- _PROBLEM REQUIREMENTS_: Copy out each line of the data holding "Click".

- _AVAILABLE RECORDS_:
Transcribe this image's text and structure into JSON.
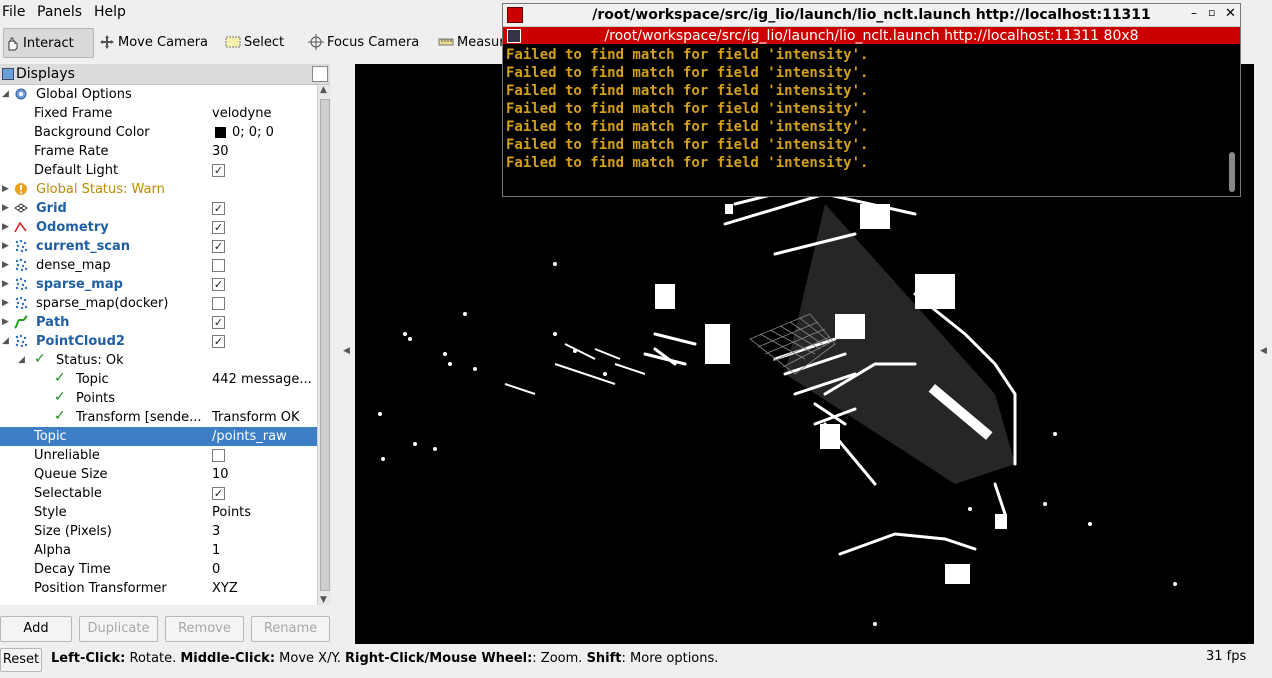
{
  "menu": [
    "File",
    "Panels",
    "Help"
  ],
  "tools": [
    {
      "label": "Interact",
      "icon": "interact-icon",
      "active": true
    },
    {
      "label": "Move Camera",
      "icon": "move-camera-icon"
    },
    {
      "label": "Select",
      "icon": "select-icon"
    },
    {
      "label": "Focus Camera",
      "icon": "focus-camera-icon"
    },
    {
      "label": "Measure",
      "icon": "measure-icon"
    }
  ],
  "displays_title": "Displays",
  "tree": [
    {
      "label": "Global Options",
      "icon": "gear-icon",
      "val": ""
    },
    {
      "label": "Fixed Frame",
      "val": "velodyne"
    },
    {
      "label": "Background Color",
      "val": "0; 0; 0"
    },
    {
      "label": "Frame Rate",
      "val": "30"
    },
    {
      "label": "Default Light",
      "val": "✓"
    },
    {
      "label": "Global Status: Warn"
    },
    {
      "label": "Grid",
      "val": "✓"
    },
    {
      "label": "Odometry",
      "val": "✓"
    },
    {
      "label": "current_scan",
      "val": "✓"
    },
    {
      "label": "dense_map",
      "val": ""
    },
    {
      "label": "sparse_map",
      "val": "✓"
    },
    {
      "label": "sparse_map(docker)",
      "val": ""
    },
    {
      "label": "Path",
      "val": "✓"
    },
    {
      "label": "PointCloud2",
      "val": "✓"
    },
    {
      "label": "Status: Ok"
    },
    {
      "label": "Topic",
      "val": "442 message..."
    },
    {
      "label": "Points"
    },
    {
      "label": "Transform [sende...",
      "val": "Transform OK"
    },
    {
      "label": "Topic",
      "val": "/points_raw"
    },
    {
      "label": "Unreliable",
      "val": ""
    },
    {
      "label": "Queue Size",
      "val": "10"
    },
    {
      "label": "Selectable",
      "val": "✓"
    },
    {
      "label": "Style",
      "val": "Points"
    },
    {
      "label": "Size (Pixels)",
      "val": "3"
    },
    {
      "label": "Alpha",
      "val": "1"
    },
    {
      "label": "Decay Time",
      "val": "0"
    },
    {
      "label": "Position Transformer",
      "val": "XYZ"
    }
  ],
  "buttons": {
    "add": "Add",
    "duplicate": "Duplicate",
    "remove": "Remove",
    "rename": "Rename"
  },
  "status": {
    "reset": "Reset",
    "hint_b1": "Left-Click:",
    "hint_t1": " Rotate. ",
    "hint_b2": "Middle-Click:",
    "hint_t2": " Move X/Y. ",
    "hint_b3": "Right-Click/Mouse Wheel:",
    "hint_t3": ": Zoom. ",
    "hint_b4": "Shift",
    "hint_t4": ": More options.",
    "fps": "31 fps"
  },
  "terminal": {
    "title": "/root/workspace/src/ig_lio/launch/lio_nclt.launch http://localhost:11311",
    "inner_title": "/root/workspace/src/ig_lio/launch/lio_nclt.launch http://localhost:11311 80x8",
    "lines": [
      "Failed to find match for field 'intensity'.",
      "Failed to find match for field 'intensity'.",
      "Failed to find match for field 'intensity'.",
      "Failed to find match for field 'intensity'.",
      "Failed to find match for field 'intensity'.",
      "Failed to find match for field 'intensity'.",
      "Failed to find match for field 'intensity'."
    ]
  }
}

- _REPLY TO THE EXERCISE_:
    "hint_b1": "Left-Click:",
    "hint_b2": "Middle-Click:",
    "hint_b3": "Right-Click/Mouse Wheel:",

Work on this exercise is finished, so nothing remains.